Saved entries -
————

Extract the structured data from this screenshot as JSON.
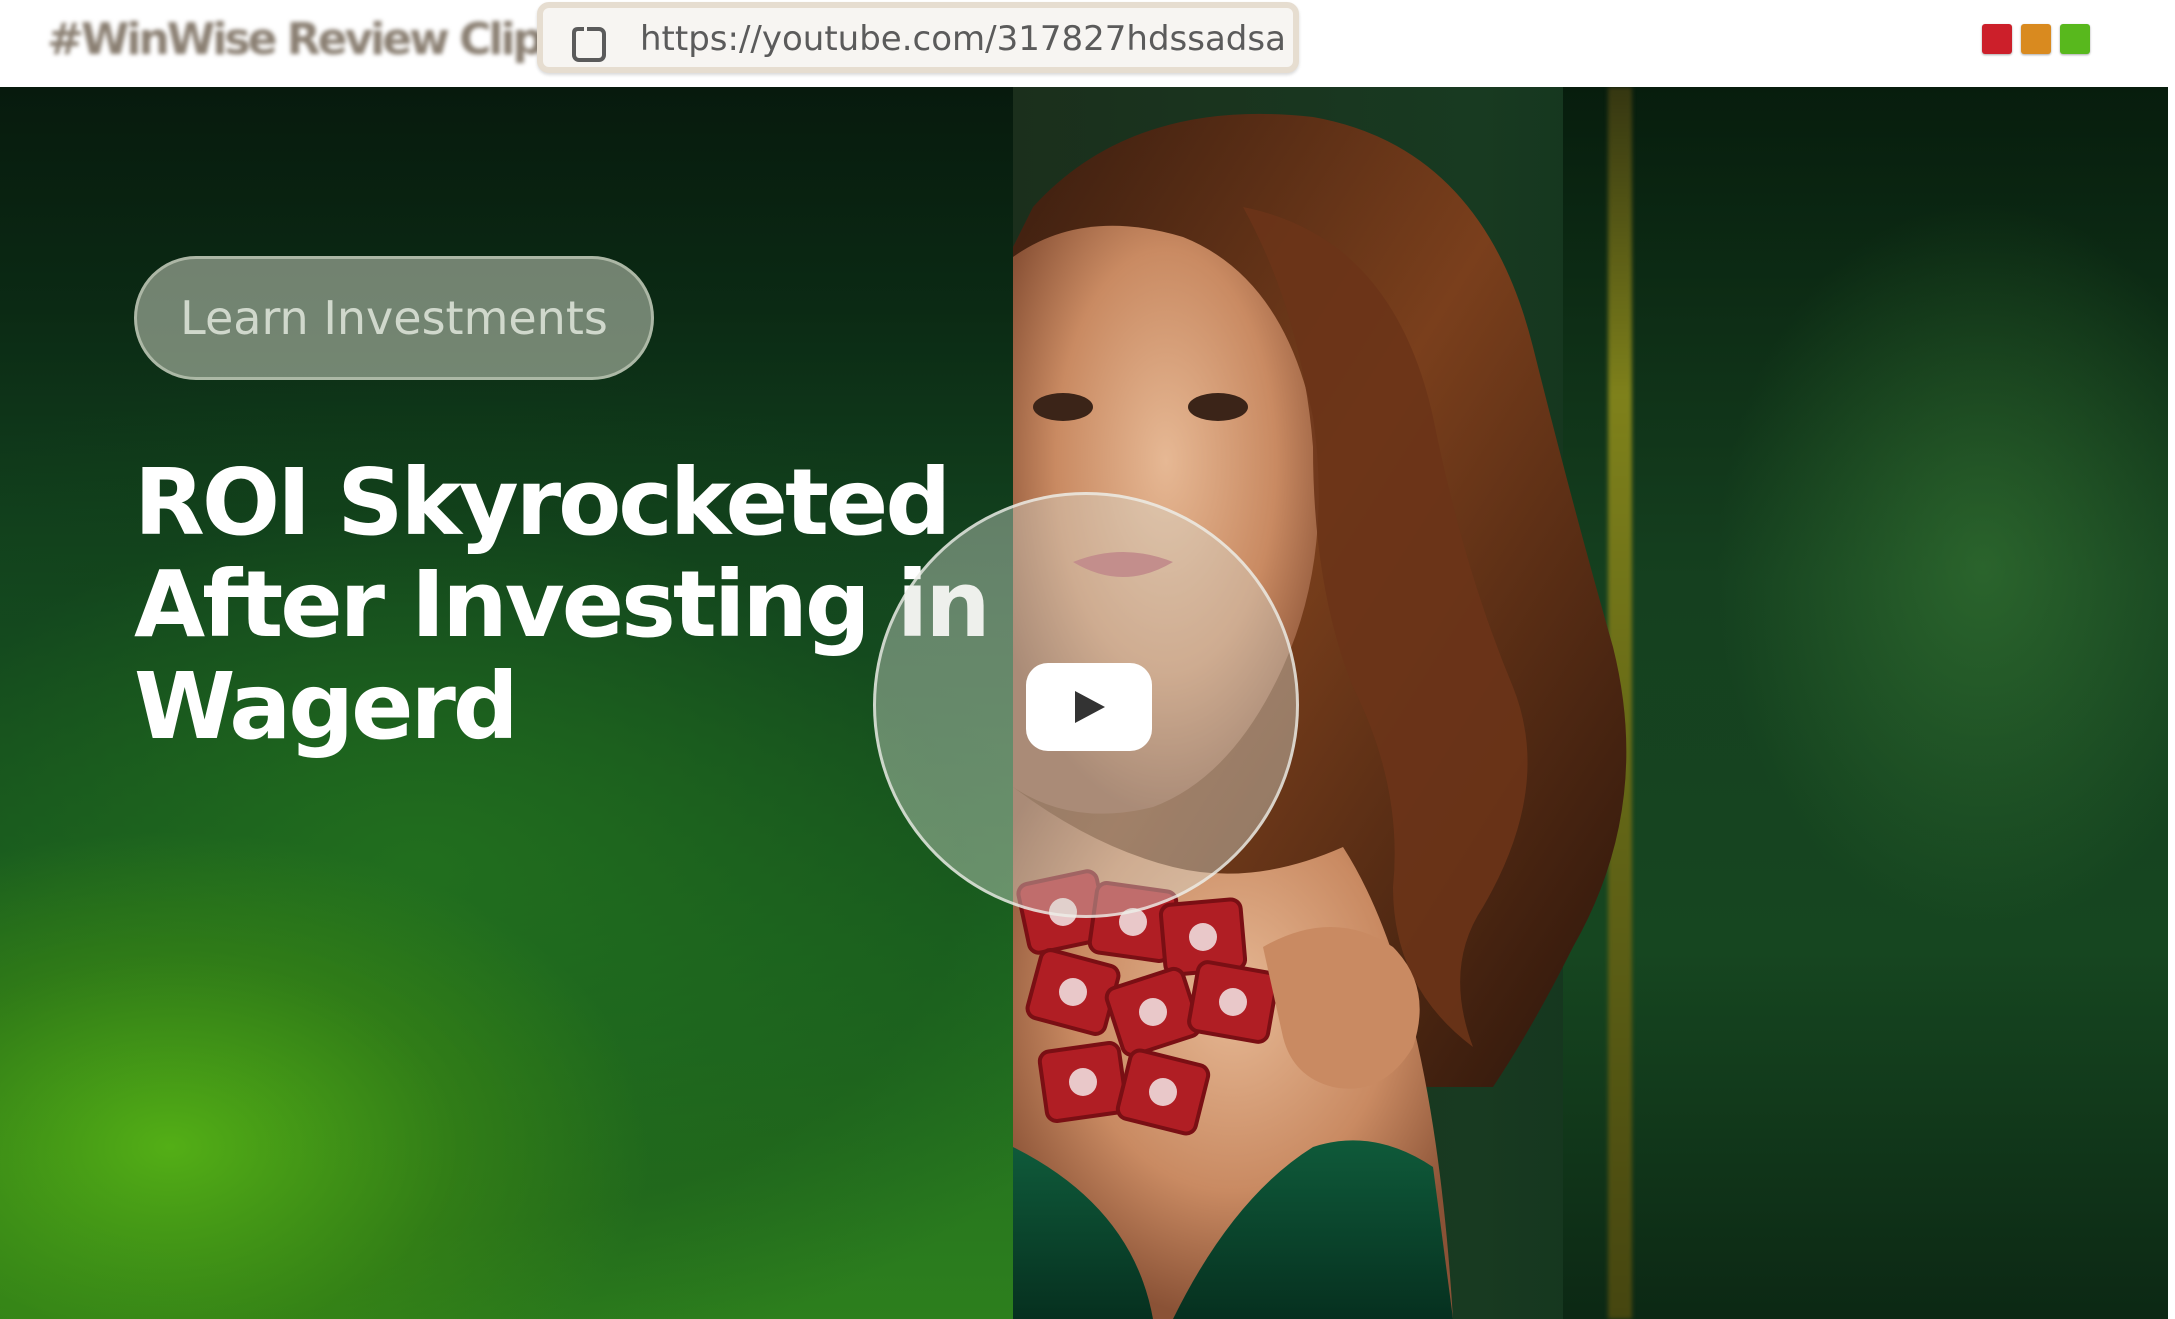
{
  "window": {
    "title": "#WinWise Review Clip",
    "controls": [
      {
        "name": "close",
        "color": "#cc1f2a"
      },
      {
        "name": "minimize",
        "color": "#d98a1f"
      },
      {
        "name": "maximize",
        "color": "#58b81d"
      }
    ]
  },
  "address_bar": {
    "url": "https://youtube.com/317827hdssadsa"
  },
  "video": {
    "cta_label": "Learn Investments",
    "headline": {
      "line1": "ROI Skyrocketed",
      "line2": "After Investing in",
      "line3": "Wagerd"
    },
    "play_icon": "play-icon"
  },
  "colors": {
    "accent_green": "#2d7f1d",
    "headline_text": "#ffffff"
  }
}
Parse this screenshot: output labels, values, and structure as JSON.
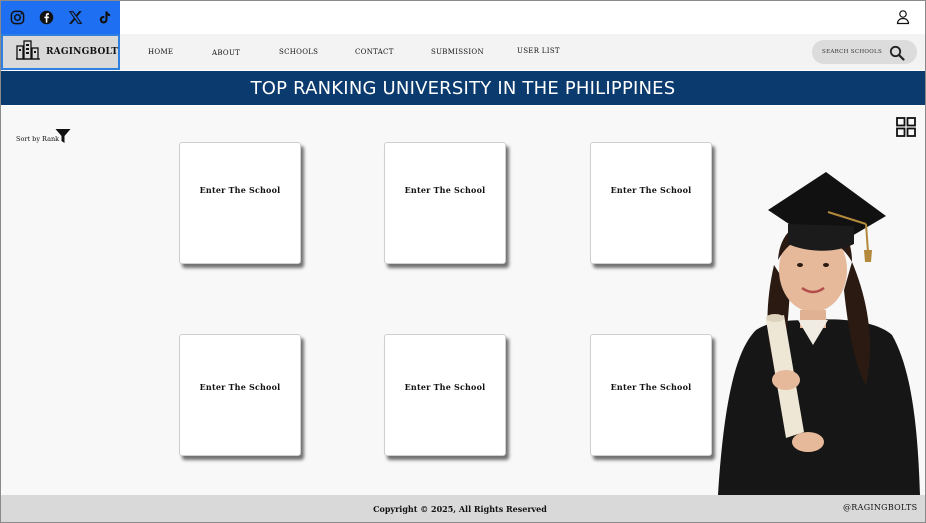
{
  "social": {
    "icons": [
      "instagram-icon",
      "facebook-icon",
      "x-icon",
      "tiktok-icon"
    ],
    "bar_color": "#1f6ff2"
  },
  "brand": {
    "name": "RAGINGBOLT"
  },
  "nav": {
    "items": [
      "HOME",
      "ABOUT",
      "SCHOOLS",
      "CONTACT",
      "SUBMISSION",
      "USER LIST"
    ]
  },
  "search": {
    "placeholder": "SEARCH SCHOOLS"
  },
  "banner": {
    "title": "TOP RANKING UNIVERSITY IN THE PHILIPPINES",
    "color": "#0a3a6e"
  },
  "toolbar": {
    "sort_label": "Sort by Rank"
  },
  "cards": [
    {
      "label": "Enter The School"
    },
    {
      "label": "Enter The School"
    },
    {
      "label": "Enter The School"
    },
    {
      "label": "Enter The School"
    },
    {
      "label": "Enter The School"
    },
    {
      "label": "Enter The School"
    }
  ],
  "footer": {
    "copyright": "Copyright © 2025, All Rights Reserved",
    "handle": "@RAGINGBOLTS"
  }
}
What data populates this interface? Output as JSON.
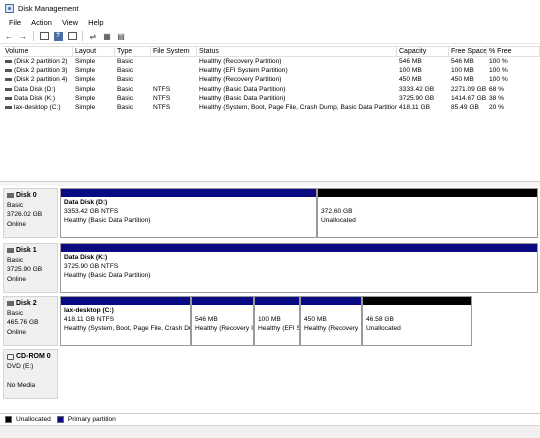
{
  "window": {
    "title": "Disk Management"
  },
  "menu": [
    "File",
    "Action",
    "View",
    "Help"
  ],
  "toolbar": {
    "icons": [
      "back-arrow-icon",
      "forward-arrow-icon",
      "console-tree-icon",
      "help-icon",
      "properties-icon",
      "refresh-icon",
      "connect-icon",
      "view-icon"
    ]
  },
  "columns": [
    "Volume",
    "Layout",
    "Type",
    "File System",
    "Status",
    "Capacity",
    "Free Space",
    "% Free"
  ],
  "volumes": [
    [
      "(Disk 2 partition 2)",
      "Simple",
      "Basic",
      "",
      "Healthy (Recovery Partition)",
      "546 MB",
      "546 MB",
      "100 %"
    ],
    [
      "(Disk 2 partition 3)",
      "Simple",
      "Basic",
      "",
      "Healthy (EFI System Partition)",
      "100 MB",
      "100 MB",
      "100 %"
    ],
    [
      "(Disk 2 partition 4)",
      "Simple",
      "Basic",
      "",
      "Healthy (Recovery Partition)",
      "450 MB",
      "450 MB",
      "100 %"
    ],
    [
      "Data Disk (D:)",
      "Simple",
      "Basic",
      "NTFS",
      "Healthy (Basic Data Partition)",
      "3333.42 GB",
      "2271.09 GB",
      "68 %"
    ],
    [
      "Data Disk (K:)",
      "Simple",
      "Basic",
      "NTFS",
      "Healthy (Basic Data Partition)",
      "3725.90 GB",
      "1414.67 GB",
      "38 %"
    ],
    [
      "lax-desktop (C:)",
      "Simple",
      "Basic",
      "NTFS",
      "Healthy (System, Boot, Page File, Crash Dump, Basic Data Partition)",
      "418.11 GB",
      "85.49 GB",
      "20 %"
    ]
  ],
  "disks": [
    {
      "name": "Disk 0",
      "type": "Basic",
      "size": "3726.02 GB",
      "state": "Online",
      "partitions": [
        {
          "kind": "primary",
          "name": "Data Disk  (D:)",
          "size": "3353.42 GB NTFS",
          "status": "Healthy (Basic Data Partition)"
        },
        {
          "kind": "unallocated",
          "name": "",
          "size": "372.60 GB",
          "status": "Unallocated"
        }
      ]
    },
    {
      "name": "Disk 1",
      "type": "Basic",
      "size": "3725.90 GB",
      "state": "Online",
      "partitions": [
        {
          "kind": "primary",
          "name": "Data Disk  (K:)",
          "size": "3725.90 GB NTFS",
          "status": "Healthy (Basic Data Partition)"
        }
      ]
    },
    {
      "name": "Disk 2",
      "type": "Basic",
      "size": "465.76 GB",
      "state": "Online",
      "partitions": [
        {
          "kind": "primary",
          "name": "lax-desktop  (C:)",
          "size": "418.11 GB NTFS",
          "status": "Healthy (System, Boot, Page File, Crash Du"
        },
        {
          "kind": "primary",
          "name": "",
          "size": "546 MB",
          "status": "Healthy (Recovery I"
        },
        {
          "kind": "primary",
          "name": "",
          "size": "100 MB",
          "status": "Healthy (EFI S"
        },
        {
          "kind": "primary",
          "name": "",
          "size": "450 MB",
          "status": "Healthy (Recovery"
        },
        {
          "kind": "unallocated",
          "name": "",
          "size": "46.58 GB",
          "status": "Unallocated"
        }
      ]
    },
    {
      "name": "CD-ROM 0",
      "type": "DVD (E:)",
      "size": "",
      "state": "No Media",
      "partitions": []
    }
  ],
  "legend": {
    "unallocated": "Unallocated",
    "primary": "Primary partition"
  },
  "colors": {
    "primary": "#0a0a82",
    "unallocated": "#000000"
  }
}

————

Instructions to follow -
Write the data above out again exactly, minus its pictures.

Answer for this exercise -
Extract the structured data from this screenshot as JSON.
{
  "window": {
    "title": "#WinWise Review Clip",
    "controls": [
      {
        "name": "close",
        "color": "#cc1f2a"
      },
      {
        "name": "minimize",
        "color": "#d98a1f"
      },
      {
        "name": "maximize",
        "color": "#58b81d"
      }
    ]
  },
  "address_bar": {
    "url": "https://youtube.com/317827hdssadsa"
  },
  "video": {
    "cta_label": "Learn Investments",
    "headline": {
      "line1": "ROI Skyrocketed",
      "line2": "After Investing in",
      "line3": "Wagerd"
    },
    "play_icon": "play-icon"
  },
  "colors": {
    "accent_green": "#2d7f1d",
    "headline_text": "#ffffff"
  }
}
Parse this screenshot: output labels, values, and structure as JSON.
{
  "social": {
    "icons": [
      "instagram-icon",
      "facebook-icon",
      "x-icon",
      "tiktok-icon"
    ],
    "bar_color": "#1f6ff2"
  },
  "brand": {
    "name": "RAGINGBOLT"
  },
  "nav": {
    "items": [
      "HOME",
      "ABOUT",
      "SCHOOLS",
      "CONTACT",
      "SUBMISSION",
      "USER LIST"
    ]
  },
  "search": {
    "placeholder": "SEARCH SCHOOLS"
  },
  "banner": {
    "title": "TOP RANKING UNIVERSITY IN THE PHILIPPINES",
    "color": "#0a3a6e"
  },
  "toolbar": {
    "sort_label": "Sort by Rank"
  },
  "cards": [
    {
      "label": "Enter The School"
    },
    {
      "label": "Enter The School"
    },
    {
      "label": "Enter The School"
    },
    {
      "label": "Enter The School"
    },
    {
      "label": "Enter The School"
    },
    {
      "label": "Enter The School"
    }
  ],
  "footer": {
    "copyright": "Copyright © 2025, All Rights Reserved",
    "handle": "@RAGINGBOLTS"
  }
}
What data populates this interface? Output as JSON.
{
  "window": {
    "title": "Disk Management"
  },
  "menu": [
    "File",
    "Action",
    "View",
    "Help"
  ],
  "toolbar": {
    "icons": [
      "back-arrow-icon",
      "forward-arrow-icon",
      "console-tree-icon",
      "help-icon",
      "properties-icon",
      "refresh-icon",
      "connect-icon",
      "view-icon"
    ]
  },
  "columns": [
    "Volume",
    "Layout",
    "Type",
    "File System",
    "Status",
    "Capacity",
    "Free Space",
    "% Free"
  ],
  "volumes": [
    [
      "(Disk 2 partition 2)",
      "Simple",
      "Basic",
      "",
      "Healthy (Recovery Partition)",
      "546 MB",
      "546 MB",
      "100 %"
    ],
    [
      "(Disk 2 partition 3)",
      "Simple",
      "Basic",
      "",
      "Healthy (EFI System Partition)",
      "100 MB",
      "100 MB",
      "100 %"
    ],
    [
      "(Disk 2 partition 4)",
      "Simple",
      "Basic",
      "",
      "Healthy (Recovery Partition)",
      "450 MB",
      "450 MB",
      "100 %"
    ],
    [
      "Data Disk (D:)",
      "Simple",
      "Basic",
      "NTFS",
      "Healthy (Basic Data Partition)",
      "3333.42 GB",
      "2271.09 GB",
      "68 %"
    ],
    [
      "Data Disk (K:)",
      "Simple",
      "Basic",
      "NTFS",
      "Healthy (Basic Data Partition)",
      "3725.90 GB",
      "1414.67 GB",
      "38 %"
    ],
    [
      "lax-desktop (C:)",
      "Simple",
      "Basic",
      "NTFS",
      "Healthy (System, Boot, Page File, Crash Dump, Basic Data Partition)",
      "418.11 GB",
      "85.49 GB",
      "20 %"
    ]
  ],
  "disks": [
    {
      "name": "Disk 0",
      "type": "Basic",
      "size": "3726.02 GB",
      "state": "Online",
      "partitions": [
        {
          "kind": "primary",
          "name": "Data Disk  (D:)",
          "size": "3353.42 GB NTFS",
          "status": "Healthy (Basic Data Partition)"
        },
        {
          "kind": "unallocated",
          "name": "",
          "size": "372.60 GB",
          "status": "Unallocated"
        }
      ]
    },
    {
      "name": "Disk 1",
      "type": "Basic",
      "size": "3725.90 GB",
      "state": "Online",
      "partitions": [
        {
          "kind": "primary",
          "name": "Data Disk  (K:)",
          "size": "3725.90 GB NTFS",
          "status": "Healthy (Basic Data Partition)"
        }
      ]
    },
    {
      "name": "Disk 2",
      "type": "Basic",
      "size": "465.76 GB",
      "state": "Online",
      "partitions": [
        {
          "kind": "primary",
          "name": "lax-desktop  (C:)",
          "size": "418.11 GB NTFS",
          "status": "Healthy (System, Boot, Page File, Crash Du"
        },
        {
          "kind": "primary",
          "name": "",
          "size": "546 MB",
          "status": "Healthy (Recovery I"
        },
        {
          "kind": "primary",
          "name": "",
          "size": "100 MB",
          "status": "Healthy (EFI S"
        },
        {
          "kind": "primary",
          "name": "",
          "size": "450 MB",
          "status": "Healthy (Recovery"
        },
        {
          "kind": "unallocated",
          "name": "",
          "size": "46.58 GB",
          "status": "Unallocated"
        }
      ]
    },
    {
      "name": "CD-ROM 0",
      "type": "DVD (E:)",
      "size": "",
      "state": "No Media",
      "partitions": []
    }
  ],
  "legend": {
    "unallocated": "Unallocated",
    "primary": "Primary partition"
  },
  "colors": {
    "primary": "#0a0a82",
    "unallocated": "#000000"
  }
}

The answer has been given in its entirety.